The Goldfinch | Review
This story follows Theodore Decker. As a young boy he lost his mother in a tragic bombing at the Metropolitan Museum of Art in New York. Because of his grief it changes the course of his life and sends him spiraling through a story of redemption and love. The only memory of his mother that still remains is the painting of a Goldfinch that Theodore took the day of the bombing.
This film is one that caught my eye simply because its star-studded cast. Ansel Elgort, Nicole Kidman, Jeffery Wright, Finn Wolfhard, and many other talented actors. As well as reading that Roger Deacon was Cinematographer, I knew if anything, this film would look phenomenal. All that being said it was kind of just that.
Directed by John Crowley, creating an adaptation of the beloved novel “The Goldfinch” by Donna Tartt, this is a story that has real potential as well as the capability of having Oscar-Worthy performances, but even in that department, this film still falls short.
Theodore Decher, played by Ansel Elgort, is an emotional young man dealing with a tough life and an even tougher drug addiction. I’m not going to make it seem like Elgort is a bad actor because he isn’t. But, the last role most saw him play as was “Baby Driver”, arguably one of the most emotionless characters on screen as far as an outside appearance and seeing Ansel trying to come across with emotion was at times cringe worthy. Also Nicole Kidman, an incredible actress, was underused immensely. She did a wonderful job in every scene that she was in, but was very underutilized.
As I said, this film was shot by Roger Deacon and it looks INCREDIBLE! If anything, I’d watch this just for the cinematography alone. It’s that good. Deacon makes the most bland and boring place have life and brings true emotion to elevate a scene and I think I enjoyed this film a little more than I should have due to him being Director of Photography.
One big complaint as well is that this film is 2h & 30m long. It drags on so bad so many times and I can’t even count how many times I looked at my watching thinking, “Its gotta be wrapping up soon”. I think shaving 30m off of this would have made it a lot better considering how many sub-plots there are with them either having a dull concussion or no concussion at all.
All in all, Goldfinch is another Oscar-Bait attempt at something that could have been something truly special but lacked an individual who could cut off the fat and keep the meat.
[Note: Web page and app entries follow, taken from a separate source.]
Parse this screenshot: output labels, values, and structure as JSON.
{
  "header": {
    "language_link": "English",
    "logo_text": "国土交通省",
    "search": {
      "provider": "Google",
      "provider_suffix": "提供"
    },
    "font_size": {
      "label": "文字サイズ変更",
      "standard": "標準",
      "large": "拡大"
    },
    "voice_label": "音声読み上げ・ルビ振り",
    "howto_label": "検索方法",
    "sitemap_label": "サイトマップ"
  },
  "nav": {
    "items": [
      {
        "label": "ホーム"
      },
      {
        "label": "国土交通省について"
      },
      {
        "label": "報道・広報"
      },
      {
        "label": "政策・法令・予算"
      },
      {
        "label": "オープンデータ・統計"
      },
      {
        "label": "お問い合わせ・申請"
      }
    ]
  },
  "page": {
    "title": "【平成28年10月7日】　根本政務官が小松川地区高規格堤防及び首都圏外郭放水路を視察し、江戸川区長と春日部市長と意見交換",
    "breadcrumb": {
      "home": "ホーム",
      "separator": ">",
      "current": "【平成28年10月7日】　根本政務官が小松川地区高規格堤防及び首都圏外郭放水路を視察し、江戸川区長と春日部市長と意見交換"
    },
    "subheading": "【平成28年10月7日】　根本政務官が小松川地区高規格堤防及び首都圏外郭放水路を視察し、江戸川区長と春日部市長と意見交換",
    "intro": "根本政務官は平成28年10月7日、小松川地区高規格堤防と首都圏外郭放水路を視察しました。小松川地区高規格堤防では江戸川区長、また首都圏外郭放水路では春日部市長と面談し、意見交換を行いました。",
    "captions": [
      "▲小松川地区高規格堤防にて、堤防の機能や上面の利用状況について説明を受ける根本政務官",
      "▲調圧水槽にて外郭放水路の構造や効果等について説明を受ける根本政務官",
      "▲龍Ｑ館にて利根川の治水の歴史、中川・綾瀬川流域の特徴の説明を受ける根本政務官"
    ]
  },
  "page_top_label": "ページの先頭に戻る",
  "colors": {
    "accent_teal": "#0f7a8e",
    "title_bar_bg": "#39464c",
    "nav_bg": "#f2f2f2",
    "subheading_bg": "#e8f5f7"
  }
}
If you have any interest in this film, by all means, go see it. But personally, I’d wait till its release on digital.
I’ll give the Goldfinch a 2/5.